## Your task
Repeat all of the records word for word, but skip any picture.

:::

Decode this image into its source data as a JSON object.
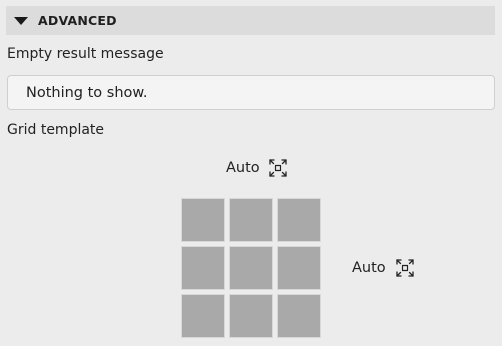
{
  "section": {
    "title": "ADVANCED"
  },
  "empty_result": {
    "label": "Empty result message",
    "value": "Nothing to show."
  },
  "grid_template": {
    "label": "Grid template",
    "columns_label": "Auto",
    "rows_label": "Auto",
    "columns_icon": "expand-icon",
    "rows_icon": "expand-icon",
    "cells": [
      {
        "name": "cell-1"
      },
      {
        "name": "cell-2"
      },
      {
        "name": "cell-3"
      },
      {
        "name": "cell-4"
      },
      {
        "name": "cell-5"
      },
      {
        "name": "cell-6"
      },
      {
        "name": "cell-7"
      },
      {
        "name": "cell-8"
      },
      {
        "name": "cell-9"
      }
    ]
  },
  "colors": {
    "background": "#ececec",
    "header": "#dcdcdc",
    "cell": "#a9a9a9"
  }
}
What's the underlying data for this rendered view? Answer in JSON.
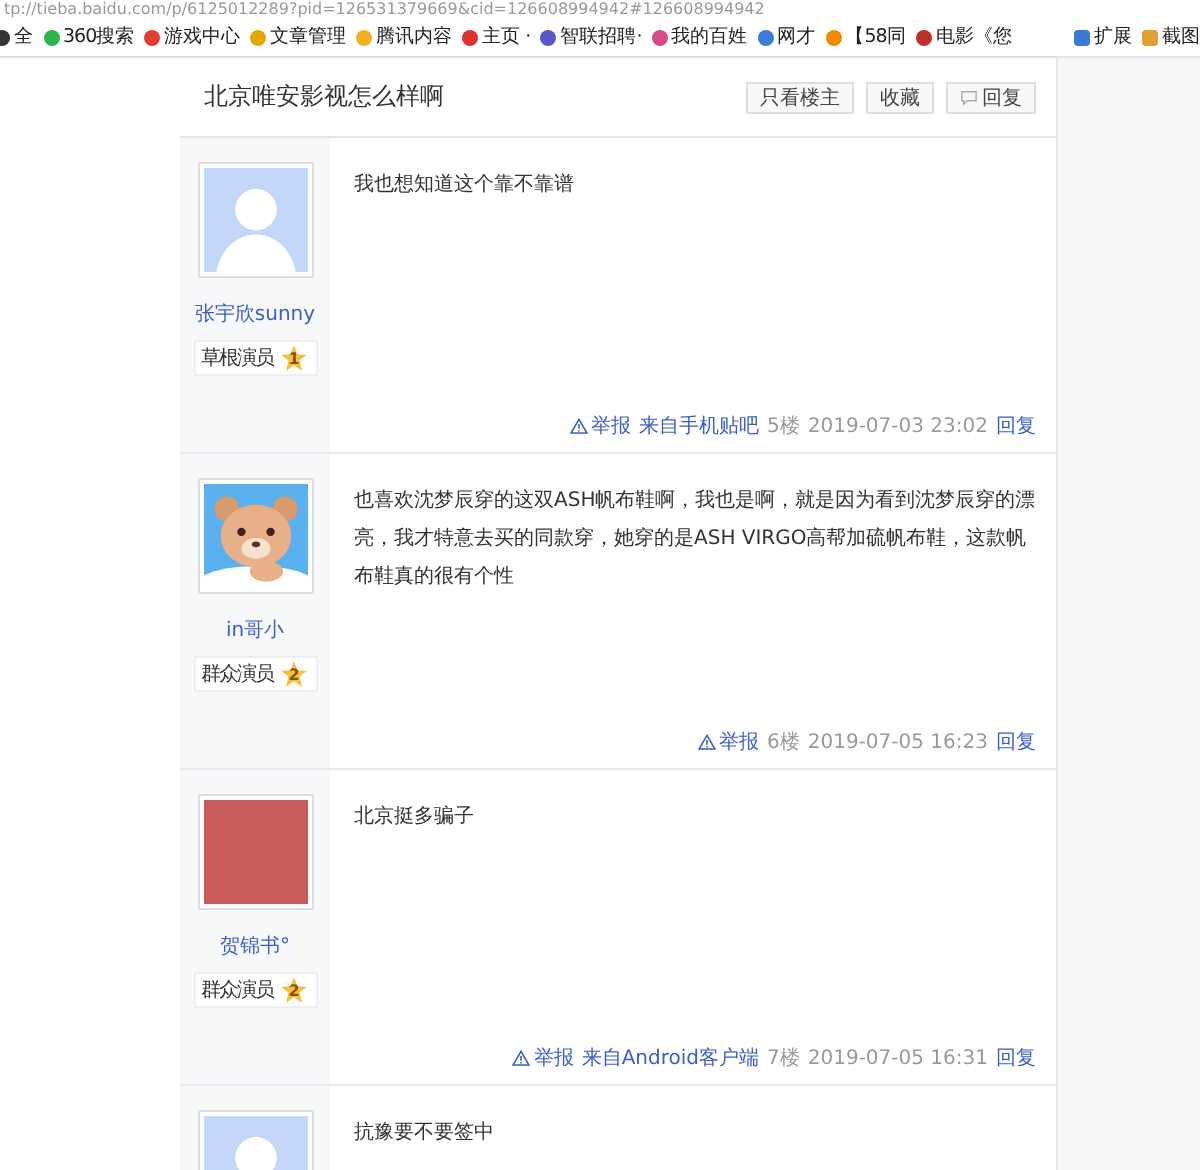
{
  "address_bar": {
    "url": "tp://tieba.baidu.com/p/6125012289?pid=126531379669&cid=126608994942#126608994942"
  },
  "bookmarks": [
    {
      "label": "全",
      "color": "#333333"
    },
    {
      "label": "360搜索",
      "color": "#2fb34a"
    },
    {
      "label": "游戏中心",
      "color": "#e23d2e"
    },
    {
      "label": "文章管理",
      "color": "#e0a800"
    },
    {
      "label": "腾讯内容",
      "color": "#f0b020"
    },
    {
      "label": "主页 ·",
      "color": "#e03030"
    },
    {
      "label": "智联招聘·",
      "color": "#5858c8"
    },
    {
      "label": "我的百姓",
      "color": "#d84a8a"
    },
    {
      "label": "网才",
      "color": "#3a7bd5"
    },
    {
      "label": "【58同",
      "color": "#f08a00"
    },
    {
      "label": "电影《您",
      "color": "#c0302a"
    }
  ],
  "bookmarks_right": [
    {
      "label": "扩展",
      "color": "#3a7bd5"
    },
    {
      "label": "截图",
      "color": "#e0a030"
    }
  ],
  "thread": {
    "title": "北京唯安影视怎么样啊",
    "buttons": [
      {
        "label": "只看楼主",
        "kind": "plain"
      },
      {
        "label": "收藏",
        "kind": "plain"
      },
      {
        "label": "回复",
        "kind": "reply"
      }
    ]
  },
  "posts": [
    {
      "username": "张宇欣sunny",
      "kind": "default",
      "rank": "草根演员",
      "level": "1",
      "content": "我也想知道这个靠不靠谱",
      "report": "举报",
      "source": "来自手机贴吧",
      "floor": "5楼",
      "time": "2019-07-03 23:02",
      "reply": "回复"
    },
    {
      "username": "in哥小",
      "kind": "bear",
      "rank": "群众演员",
      "level": "2",
      "content": "也喜欢沈梦辰穿的这双ASH帆布鞋啊，我也是啊，就是因为看到沈梦辰穿的漂亮，我才特意去买的同款穿，她穿的是ASH VIRGO高帮加硫帆布鞋，这款帆布鞋真的很有个性",
      "report": "举报",
      "floor": "6楼",
      "time": "2019-07-05 16:23",
      "reply": "回复"
    },
    {
      "username": "贺锦书°",
      "kind": "photo",
      "rank": "群众演员",
      "level": "2",
      "content": "北京挺多骗子",
      "report": "举报",
      "source": "来自Android客户端",
      "floor": "7楼",
      "time": "2019-07-05 16:31",
      "reply": "回复"
    },
    {
      "kind": "default",
      "content": "抗豫要不要签中"
    }
  ]
}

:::

## Completed task
Decode this image into its source data as a JSON object.
{
  "section": {
    "title": "ADVANCED"
  },
  "empty_result": {
    "label": "Empty result message",
    "value": "Nothing to show."
  },
  "grid_template": {
    "label": "Grid template",
    "columns_label": "Auto",
    "rows_label": "Auto",
    "columns_icon": "expand-icon",
    "rows_icon": "expand-icon",
    "cells": [
      {
        "name": "cell-1"
      },
      {
        "name": "cell-2"
      },
      {
        "name": "cell-3"
      },
      {
        "name": "cell-4"
      },
      {
        "name": "cell-5"
      },
      {
        "name": "cell-6"
      },
      {
        "name": "cell-7"
      },
      {
        "name": "cell-8"
      },
      {
        "name": "cell-9"
      }
    ]
  },
  "colors": {
    "background": "#ececec",
    "header": "#dcdcdc",
    "cell": "#a9a9a9"
  }
}
What's the underlying data for this rendered view? Answer in JSON.
{
  "address_bar": {
    "url": "tp://tieba.baidu.com/p/6125012289?pid=126531379669&cid=126608994942#126608994942"
  },
  "bookmarks": [
    {
      "label": "全",
      "color": "#333333"
    },
    {
      "label": "360搜索",
      "color": "#2fb34a"
    },
    {
      "label": "游戏中心",
      "color": "#e23d2e"
    },
    {
      "label": "文章管理",
      "color": "#e0a800"
    },
    {
      "label": "腾讯内容",
      "color": "#f0b020"
    },
    {
      "label": "主页 ·",
      "color": "#e03030"
    },
    {
      "label": "智联招聘·",
      "color": "#5858c8"
    },
    {
      "label": "我的百姓",
      "color": "#d84a8a"
    },
    {
      "label": "网才",
      "color": "#3a7bd5"
    },
    {
      "label": "【58同",
      "color": "#f08a00"
    },
    {
      "label": "电影《您",
      "color": "#c0302a"
    }
  ],
  "bookmarks_right": [
    {
      "label": "扩展",
      "color": "#3a7bd5"
    },
    {
      "label": "截图",
      "color": "#e0a030"
    }
  ],
  "thread": {
    "title": "北京唯安影视怎么样啊",
    "buttons": [
      {
        "label": "只看楼主",
        "kind": "plain"
      },
      {
        "label": "收藏",
        "kind": "plain"
      },
      {
        "label": "回复",
        "kind": "reply"
      }
    ]
  },
  "posts": [
    {
      "username": "张宇欣sunny",
      "kind": "default",
      "rank": "草根演员",
      "level": "1",
      "content": "我也想知道这个靠不靠谱",
      "report": "举报",
      "source": "来自手机贴吧",
      "floor": "5楼",
      "time": "2019-07-03 23:02",
      "reply": "回复"
    },
    {
      "username": "in哥小",
      "kind": "bear",
      "rank": "群众演员",
      "level": "2",
      "content": "也喜欢沈梦辰穿的这双ASH帆布鞋啊，我也是啊，就是因为看到沈梦辰穿的漂亮，我才特意去买的同款穿，她穿的是ASH VIRGO高帮加硫帆布鞋，这款帆布鞋真的很有个性",
      "report": "举报",
      "floor": "6楼",
      "time": "2019-07-05 16:23",
      "reply": "回复"
    },
    {
      "username": "贺锦书°",
      "kind": "photo",
      "rank": "群众演员",
      "level": "2",
      "content": "北京挺多骗子",
      "report": "举报",
      "source": "来自Android客户端",
      "floor": "7楼",
      "time": "2019-07-05 16:31",
      "reply": "回复"
    },
    {
      "kind": "default",
      "content": "抗豫要不要签中"
    }
  ]
}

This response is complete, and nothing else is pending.